[[ Data to process, beginning ]]
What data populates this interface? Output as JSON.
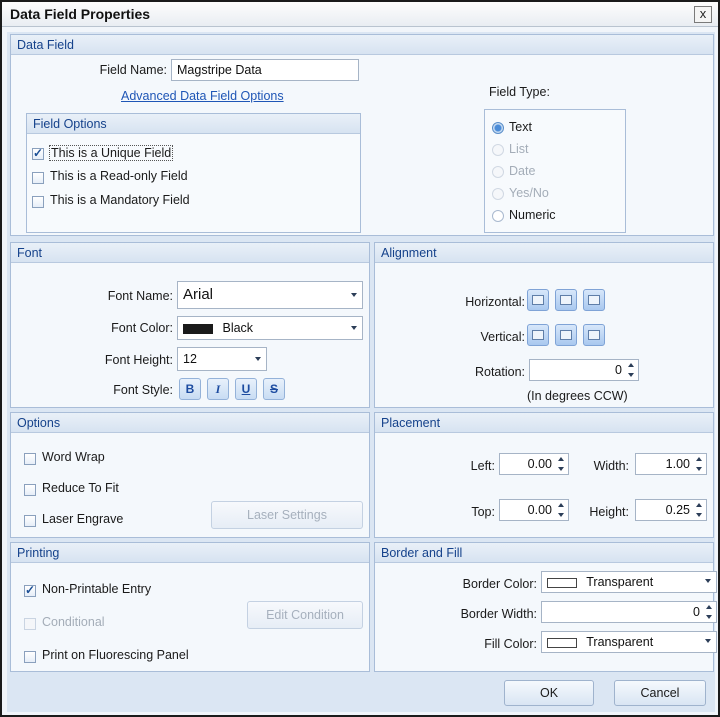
{
  "window": {
    "title": "Data Field Properties",
    "close": "x"
  },
  "data_field": {
    "header": "Data Field",
    "field_name_label": "Field Name:",
    "field_name_value": "Magstripe Data",
    "advanced_link": "Advanced Data Field Options",
    "field_options_header": "Field Options",
    "options": [
      {
        "label": "This is a Unique Field",
        "checked": true
      },
      {
        "label": "This is a Read-only Field",
        "checked": false
      },
      {
        "label": "This is a Mandatory Field",
        "checked": false
      }
    ],
    "field_type_label": "Field Type:",
    "field_types": [
      {
        "label": "Text",
        "selected": true,
        "enabled": true
      },
      {
        "label": "List",
        "selected": false,
        "enabled": false
      },
      {
        "label": "Date",
        "selected": false,
        "enabled": false
      },
      {
        "label": "Yes/No",
        "selected": false,
        "enabled": false
      },
      {
        "label": "Numeric",
        "selected": false,
        "enabled": true
      }
    ]
  },
  "font": {
    "header": "Font",
    "name_label": "Font Name:",
    "name_value": "Arial",
    "color_label": "Font Color:",
    "color_value": "Black",
    "color_hex": "#1a1a1a",
    "height_label": "Font Height:",
    "height_value": "12",
    "style_label": "Font Style:",
    "style_buttons": [
      "B",
      "I",
      "U",
      "S"
    ]
  },
  "alignment": {
    "header": "Alignment",
    "horizontal_label": "Horizontal:",
    "vertical_label": "Vertical:",
    "rotation_label": "Rotation:",
    "rotation_value": "0",
    "rotation_note": "(In degrees CCW)"
  },
  "options": {
    "header": "Options",
    "word_wrap": "Word Wrap",
    "reduce_to_fit": "Reduce To Fit",
    "laser_engrave": "Laser Engrave",
    "laser_settings": "Laser Settings"
  },
  "placement": {
    "header": "Placement",
    "left_label": "Left:",
    "left_value": "0.00",
    "width_label": "Width:",
    "width_value": "1.00",
    "top_label": "Top:",
    "top_value": "0.00",
    "height_label": "Height:",
    "height_value": "0.25"
  },
  "printing": {
    "header": "Printing",
    "non_printable": "Non-Printable Entry",
    "conditional": "Conditional",
    "edit_condition": "Edit Condition",
    "fluorescing": "Print on Fluorescing Panel"
  },
  "border_fill": {
    "header": "Border and Fill",
    "border_color_label": "Border Color:",
    "border_color_value": "Transparent",
    "border_width_label": "Border Width:",
    "border_width_value": "0",
    "fill_color_label": "Fill Color:",
    "fill_color_value": "Transparent"
  },
  "footer": {
    "ok": "OK",
    "cancel": "Cancel"
  }
}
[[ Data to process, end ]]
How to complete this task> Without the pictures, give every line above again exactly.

Solution for this task>
What data populates this interface? Output as JSON.
{
  "window": {
    "title": "Data Field Properties",
    "close": "x"
  },
  "data_field": {
    "header": "Data Field",
    "field_name_label": "Field Name:",
    "field_name_value": "Magstripe Data",
    "advanced_link": "Advanced Data Field Options",
    "field_options_header": "Field Options",
    "options": [
      {
        "label": "This is a Unique Field",
        "checked": true
      },
      {
        "label": "This is a Read-only Field",
        "checked": false
      },
      {
        "label": "This is a Mandatory Field",
        "checked": false
      }
    ],
    "field_type_label": "Field Type:",
    "field_types": [
      {
        "label": "Text",
        "selected": true,
        "enabled": true
      },
      {
        "label": "List",
        "selected": false,
        "enabled": false
      },
      {
        "label": "Date",
        "selected": false,
        "enabled": false
      },
      {
        "label": "Yes/No",
        "selected": false,
        "enabled": false
      },
      {
        "label": "Numeric",
        "selected": false,
        "enabled": true
      }
    ]
  },
  "font": {
    "header": "Font",
    "name_label": "Font Name:",
    "name_value": "Arial",
    "color_label": "Font Color:",
    "color_value": "Black",
    "color_hex": "#1a1a1a",
    "height_label": "Font Height:",
    "height_value": "12",
    "style_label": "Font Style:",
    "style_buttons": [
      "B",
      "I",
      "U",
      "S"
    ]
  },
  "alignment": {
    "header": "Alignment",
    "horizontal_label": "Horizontal:",
    "vertical_label": "Vertical:",
    "rotation_label": "Rotation:",
    "rotation_value": "0",
    "rotation_note": "(In degrees CCW)"
  },
  "options": {
    "header": "Options",
    "word_wrap": "Word Wrap",
    "reduce_to_fit": "Reduce To Fit",
    "laser_engrave": "Laser Engrave",
    "laser_settings": "Laser Settings"
  },
  "placement": {
    "header": "Placement",
    "left_label": "Left:",
    "left_value": "0.00",
    "width_label": "Width:",
    "width_value": "1.00",
    "top_label": "Top:",
    "top_value": "0.00",
    "height_label": "Height:",
    "height_value": "0.25"
  },
  "printing": {
    "header": "Printing",
    "non_printable": "Non-Printable Entry",
    "conditional": "Conditional",
    "edit_condition": "Edit Condition",
    "fluorescing": "Print on Fluorescing Panel"
  },
  "border_fill": {
    "header": "Border and Fill",
    "border_color_label": "Border Color:",
    "border_color_value": "Transparent",
    "border_width_label": "Border Width:",
    "border_width_value": "0",
    "fill_color_label": "Fill Color:",
    "fill_color_value": "Transparent"
  },
  "footer": {
    "ok": "OK",
    "cancel": "Cancel"
  }
}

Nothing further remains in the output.